→ Instructions to follow
Write out every record below exactly as it appears, omitting the pictures.

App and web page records
•••••
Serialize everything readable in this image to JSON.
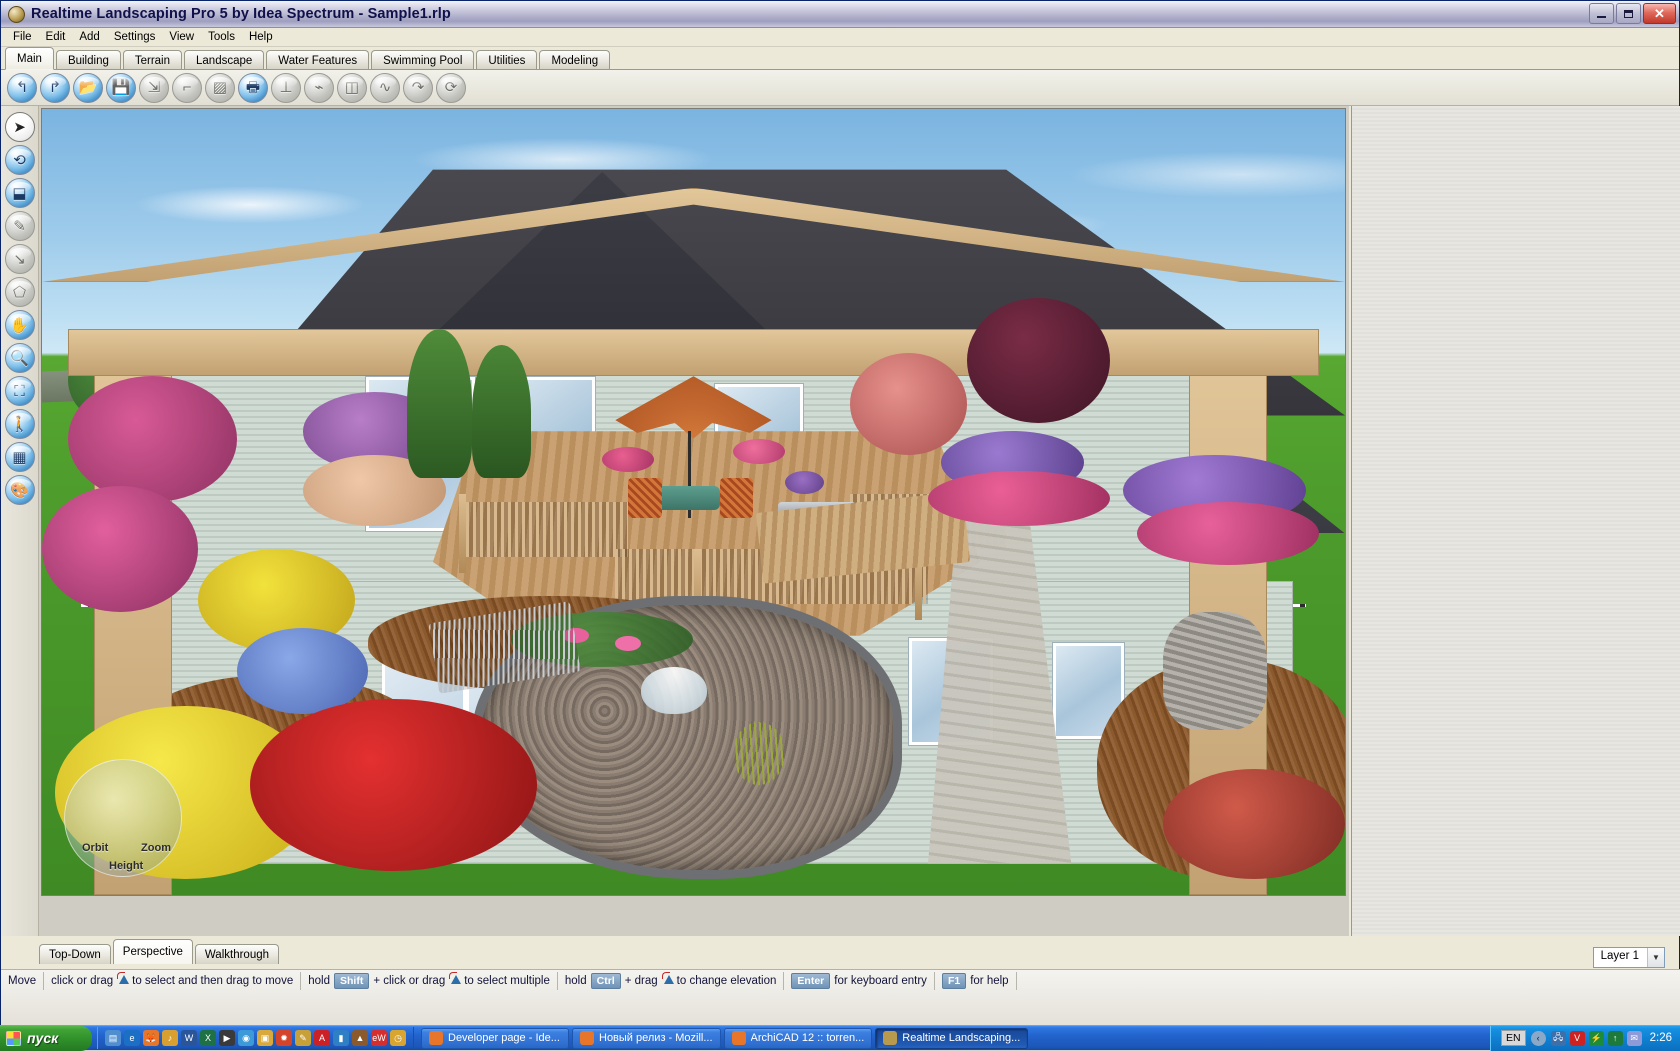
{
  "window": {
    "title": "Realtime Landscaping Pro 5 by Idea Spectrum - Sample1.rlp",
    "app_icon": "app-globe-icon",
    "minimize_label": "–",
    "restore_label": "❐",
    "close_label": "✕"
  },
  "menu": {
    "items": [
      {
        "label": "File"
      },
      {
        "label": "Edit"
      },
      {
        "label": "Add"
      },
      {
        "label": "Settings"
      },
      {
        "label": "View"
      },
      {
        "label": "Tools"
      },
      {
        "label": "Help"
      }
    ]
  },
  "tabs": {
    "active": "Main",
    "items": [
      {
        "label": "Main"
      },
      {
        "label": "Building"
      },
      {
        "label": "Terrain"
      },
      {
        "label": "Landscape"
      },
      {
        "label": "Water Features"
      },
      {
        "label": "Swimming Pool"
      },
      {
        "label": "Utilities"
      },
      {
        "label": "Modeling"
      }
    ]
  },
  "toolbar": {
    "buttons": [
      {
        "name": "undo",
        "glyph": "↰",
        "state": "on"
      },
      {
        "name": "redo",
        "glyph": "↱",
        "state": "on"
      },
      {
        "name": "open-project",
        "glyph": "📂",
        "state": "on"
      },
      {
        "name": "save-project",
        "glyph": "💾",
        "state": "on"
      },
      {
        "name": "measure-tool",
        "glyph": "⇲",
        "state": "off"
      },
      {
        "name": "dimension-tool",
        "glyph": "⌐",
        "state": "off"
      },
      {
        "name": "eraser-tool",
        "glyph": "▨",
        "state": "off"
      },
      {
        "name": "print",
        "glyph": "🖶",
        "state": "on"
      },
      {
        "name": "ground-plane",
        "glyph": "⊥",
        "state": "off"
      },
      {
        "name": "flatten-terrain",
        "glyph": "⌁",
        "state": "off"
      },
      {
        "name": "mirror",
        "glyph": "◫",
        "state": "off"
      },
      {
        "name": "smooth",
        "glyph": "∿",
        "state": "off"
      },
      {
        "name": "curve",
        "glyph": "↷",
        "state": "off"
      },
      {
        "name": "rotate-object",
        "glyph": "⟳",
        "state": "off"
      }
    ]
  },
  "left_toolbar": {
    "buttons": [
      {
        "name": "select-arrow",
        "glyph": "➤",
        "state": "sel"
      },
      {
        "name": "rotate-view",
        "glyph": "⟲",
        "state": "on"
      },
      {
        "name": "scale-object",
        "glyph": "⬓",
        "state": "on"
      },
      {
        "name": "freehand-draw",
        "glyph": "✎",
        "state": "off"
      },
      {
        "name": "line-draw",
        "glyph": "↘",
        "state": "off"
      },
      {
        "name": "polygon-draw",
        "glyph": "⬠",
        "state": "off"
      },
      {
        "name": "pan-hand",
        "glyph": "✋",
        "state": "on"
      },
      {
        "name": "zoom-magnifier",
        "glyph": "🔍",
        "state": "on"
      },
      {
        "name": "zoom-region",
        "glyph": "⛶",
        "state": "on"
      },
      {
        "name": "walk-navigate",
        "glyph": "🚶",
        "state": "on"
      },
      {
        "name": "terrain-grid",
        "glyph": "▦",
        "state": "on"
      },
      {
        "name": "material-paint",
        "glyph": "🎨",
        "state": "on"
      }
    ]
  },
  "nav_widget": {
    "orbit_label": "Orbit",
    "zoom_label": "Zoom",
    "height_label": "Height"
  },
  "view_tabs": {
    "active": "Perspective",
    "items": [
      {
        "label": "Top-Down"
      },
      {
        "label": "Perspective"
      },
      {
        "label": "Walkthrough"
      }
    ]
  },
  "layer_combo": {
    "value": "Layer 1",
    "arrow": "▼"
  },
  "statusbar": {
    "mode_label": "Move",
    "segments": [
      {
        "pre": "click or drag",
        "cursor": true,
        "post": "to select and then drag to move"
      },
      {
        "pre": "hold",
        "key": "Shift",
        "mid": "+ click or drag",
        "cursor": true,
        "post": "to select multiple"
      },
      {
        "pre": "hold",
        "key": "Ctrl",
        "mid": "+ drag",
        "cursor": true,
        "post": "to change elevation"
      },
      {
        "key": "Enter",
        "post": "for keyboard entry"
      },
      {
        "key": "F1",
        "post": "for help"
      }
    ]
  },
  "taskbar": {
    "start_label": "пуск",
    "quick_launch": [
      {
        "name": "show-desktop-icon",
        "glyph": "▤",
        "color": "#4f8fd0"
      },
      {
        "name": "internet-explorer-icon",
        "glyph": "e",
        "color": "#1b6fc4"
      },
      {
        "name": "firefox-icon",
        "glyph": "🦊",
        "color": "#e8762a"
      },
      {
        "name": "media-player-icon",
        "glyph": "♪",
        "color": "#d8a030"
      },
      {
        "name": "word-icon",
        "glyph": "W",
        "color": "#2a5699"
      },
      {
        "name": "excel-icon",
        "glyph": "X",
        "color": "#1e7145"
      },
      {
        "name": "play-icon",
        "glyph": "▶",
        "color": "#3a3a3a"
      },
      {
        "name": "winamp-icon",
        "glyph": "◉",
        "color": "#3d9ad8"
      },
      {
        "name": "folder-icon",
        "glyph": "▣",
        "color": "#d9a93c"
      },
      {
        "name": "star-icon",
        "glyph": "✹",
        "color": "#d4442a"
      },
      {
        "name": "pencil-icon",
        "glyph": "✎",
        "color": "#c7a03a"
      },
      {
        "name": "acrobat-icon",
        "glyph": "A",
        "color": "#cc2027"
      },
      {
        "name": "battery-icon",
        "glyph": "▮",
        "color": "#2f7fc4"
      },
      {
        "name": "picture-icon",
        "glyph": "▲",
        "color": "#8a5a2c"
      },
      {
        "name": "ebay-icon",
        "glyph": "eW",
        "color": "#d42e2e"
      },
      {
        "name": "clock-icon",
        "glyph": "◷",
        "color": "#d8a530"
      }
    ],
    "windows": [
      {
        "label": "Developer page - Ide...",
        "icon": "firefox-icon",
        "color": "#e8762a",
        "active": false
      },
      {
        "label": "Новый релиз - Mozill...",
        "icon": "firefox-icon",
        "color": "#e8762a",
        "active": false
      },
      {
        "label": "ArchiCAD 12 :: torren...",
        "icon": "firefox-icon",
        "color": "#e8762a",
        "active": false
      },
      {
        "label": "Realtime Landscaping...",
        "icon": "app-globe-icon",
        "color": "#b79a4e",
        "active": true
      }
    ],
    "tray": {
      "language": "EN",
      "show_hidden": "‹",
      "icons": [
        {
          "name": "network-icon",
          "glyph": "🖧",
          "color": "#3f6fa8"
        },
        {
          "name": "antivirus-icon",
          "glyph": "V",
          "color": "#c22"
        },
        {
          "name": "power-icon",
          "glyph": "⚡",
          "color": "#1d8c3a"
        },
        {
          "name": "updates-icon",
          "glyph": "↑",
          "color": "#1d7a3a"
        },
        {
          "name": "mail-icon",
          "glyph": "✉",
          "color": "#8f9ad8"
        }
      ],
      "clock": "2:26"
    }
  },
  "scene": {
    "description": "3D landscape design perspective view: two-story pale-green sided house with dark shingled roof, wooden deck with patio umbrella table set, pond with lily pads and bubbler fountain, flower beds, benches, garden arbor and stone pathways.",
    "sky_color": "#9ecbeb",
    "grass_color": "#4d9c2c",
    "house_wall_color": "#cfdbd3",
    "roof_color": "#3d3d45",
    "deck_color": "#c9a173",
    "mulch_color": "#8a5a2c",
    "umbrella_color": "#c2672f"
  }
}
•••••
→ Exercise output
Serialize everything readable in this image to JSON.
{
  "window": {
    "title": "Realtime Landscaping Pro 5 by Idea Spectrum - Sample1.rlp",
    "app_icon": "app-globe-icon",
    "minimize_label": "–",
    "restore_label": "❐",
    "close_label": "✕"
  },
  "menu": {
    "items": [
      {
        "label": "File"
      },
      {
        "label": "Edit"
      },
      {
        "label": "Add"
      },
      {
        "label": "Settings"
      },
      {
        "label": "View"
      },
      {
        "label": "Tools"
      },
      {
        "label": "Help"
      }
    ]
  },
  "tabs": {
    "active": "Main",
    "items": [
      {
        "label": "Main"
      },
      {
        "label": "Building"
      },
      {
        "label": "Terrain"
      },
      {
        "label": "Landscape"
      },
      {
        "label": "Water Features"
      },
      {
        "label": "Swimming Pool"
      },
      {
        "label": "Utilities"
      },
      {
        "label": "Modeling"
      }
    ]
  },
  "toolbar": {
    "buttons": [
      {
        "name": "undo",
        "glyph": "↰",
        "state": "on"
      },
      {
        "name": "redo",
        "glyph": "↱",
        "state": "on"
      },
      {
        "name": "open-project",
        "glyph": "📂",
        "state": "on"
      },
      {
        "name": "save-project",
        "glyph": "💾",
        "state": "on"
      },
      {
        "name": "measure-tool",
        "glyph": "⇲",
        "state": "off"
      },
      {
        "name": "dimension-tool",
        "glyph": "⌐",
        "state": "off"
      },
      {
        "name": "eraser-tool",
        "glyph": "▨",
        "state": "off"
      },
      {
        "name": "print",
        "glyph": "🖶",
        "state": "on"
      },
      {
        "name": "ground-plane",
        "glyph": "⊥",
        "state": "off"
      },
      {
        "name": "flatten-terrain",
        "glyph": "⌁",
        "state": "off"
      },
      {
        "name": "mirror",
        "glyph": "◫",
        "state": "off"
      },
      {
        "name": "smooth",
        "glyph": "∿",
        "state": "off"
      },
      {
        "name": "curve",
        "glyph": "↷",
        "state": "off"
      },
      {
        "name": "rotate-object",
        "glyph": "⟳",
        "state": "off"
      }
    ]
  },
  "left_toolbar": {
    "buttons": [
      {
        "name": "select-arrow",
        "glyph": "➤",
        "state": "sel"
      },
      {
        "name": "rotate-view",
        "glyph": "⟲",
        "state": "on"
      },
      {
        "name": "scale-object",
        "glyph": "⬓",
        "state": "on"
      },
      {
        "name": "freehand-draw",
        "glyph": "✎",
        "state": "off"
      },
      {
        "name": "line-draw",
        "glyph": "↘",
        "state": "off"
      },
      {
        "name": "polygon-draw",
        "glyph": "⬠",
        "state": "off"
      },
      {
        "name": "pan-hand",
        "glyph": "✋",
        "state": "on"
      },
      {
        "name": "zoom-magnifier",
        "glyph": "🔍",
        "state": "on"
      },
      {
        "name": "zoom-region",
        "glyph": "⛶",
        "state": "on"
      },
      {
        "name": "walk-navigate",
        "glyph": "🚶",
        "state": "on"
      },
      {
        "name": "terrain-grid",
        "glyph": "▦",
        "state": "on"
      },
      {
        "name": "material-paint",
        "glyph": "🎨",
        "state": "on"
      }
    ]
  },
  "nav_widget": {
    "orbit_label": "Orbit",
    "zoom_label": "Zoom",
    "height_label": "Height"
  },
  "view_tabs": {
    "active": "Perspective",
    "items": [
      {
        "label": "Top-Down"
      },
      {
        "label": "Perspective"
      },
      {
        "label": "Walkthrough"
      }
    ]
  },
  "layer_combo": {
    "value": "Layer 1",
    "arrow": "▼"
  },
  "statusbar": {
    "mode_label": "Move",
    "segments": [
      {
        "pre": "click or drag",
        "cursor": true,
        "post": "to select and then drag to move"
      },
      {
        "pre": "hold",
        "key": "Shift",
        "mid": "+ click or drag",
        "cursor": true,
        "post": "to select multiple"
      },
      {
        "pre": "hold",
        "key": "Ctrl",
        "mid": "+ drag",
        "cursor": true,
        "post": "to change elevation"
      },
      {
        "key": "Enter",
        "post": "for keyboard entry"
      },
      {
        "key": "F1",
        "post": "for help"
      }
    ]
  },
  "taskbar": {
    "start_label": "пуск",
    "quick_launch": [
      {
        "name": "show-desktop-icon",
        "glyph": "▤",
        "color": "#4f8fd0"
      },
      {
        "name": "internet-explorer-icon",
        "glyph": "e",
        "color": "#1b6fc4"
      },
      {
        "name": "firefox-icon",
        "glyph": "🦊",
        "color": "#e8762a"
      },
      {
        "name": "media-player-icon",
        "glyph": "♪",
        "color": "#d8a030"
      },
      {
        "name": "word-icon",
        "glyph": "W",
        "color": "#2a5699"
      },
      {
        "name": "excel-icon",
        "glyph": "X",
        "color": "#1e7145"
      },
      {
        "name": "play-icon",
        "glyph": "▶",
        "color": "#3a3a3a"
      },
      {
        "name": "winamp-icon",
        "glyph": "◉",
        "color": "#3d9ad8"
      },
      {
        "name": "folder-icon",
        "glyph": "▣",
        "color": "#d9a93c"
      },
      {
        "name": "star-icon",
        "glyph": "✹",
        "color": "#d4442a"
      },
      {
        "name": "pencil-icon",
        "glyph": "✎",
        "color": "#c7a03a"
      },
      {
        "name": "acrobat-icon",
        "glyph": "A",
        "color": "#cc2027"
      },
      {
        "name": "battery-icon",
        "glyph": "▮",
        "color": "#2f7fc4"
      },
      {
        "name": "picture-icon",
        "glyph": "▲",
        "color": "#8a5a2c"
      },
      {
        "name": "ebay-icon",
        "glyph": "eW",
        "color": "#d42e2e"
      },
      {
        "name": "clock-icon",
        "glyph": "◷",
        "color": "#d8a530"
      }
    ],
    "windows": [
      {
        "label": "Developer page - Ide...",
        "icon": "firefox-icon",
        "color": "#e8762a",
        "active": false
      },
      {
        "label": "Новый релиз - Mozill...",
        "icon": "firefox-icon",
        "color": "#e8762a",
        "active": false
      },
      {
        "label": "ArchiCAD 12 :: torren...",
        "icon": "firefox-icon",
        "color": "#e8762a",
        "active": false
      },
      {
        "label": "Realtime Landscaping...",
        "icon": "app-globe-icon",
        "color": "#b79a4e",
        "active": true
      }
    ],
    "tray": {
      "language": "EN",
      "show_hidden": "‹",
      "icons": [
        {
          "name": "network-icon",
          "glyph": "🖧",
          "color": "#3f6fa8"
        },
        {
          "name": "antivirus-icon",
          "glyph": "V",
          "color": "#c22"
        },
        {
          "name": "power-icon",
          "glyph": "⚡",
          "color": "#1d8c3a"
        },
        {
          "name": "updates-icon",
          "glyph": "↑",
          "color": "#1d7a3a"
        },
        {
          "name": "mail-icon",
          "glyph": "✉",
          "color": "#8f9ad8"
        }
      ],
      "clock": "2:26"
    }
  },
  "scene": {
    "description": "3D landscape design perspective view: two-story pale-green sided house with dark shingled roof, wooden deck with patio umbrella table set, pond with lily pads and bubbler fountain, flower beds, benches, garden arbor and stone pathways.",
    "sky_color": "#9ecbeb",
    "grass_color": "#4d9c2c",
    "house_wall_color": "#cfdbd3",
    "roof_color": "#3d3d45",
    "deck_color": "#c9a173",
    "mulch_color": "#8a5a2c",
    "umbrella_color": "#c2672f"
  }
}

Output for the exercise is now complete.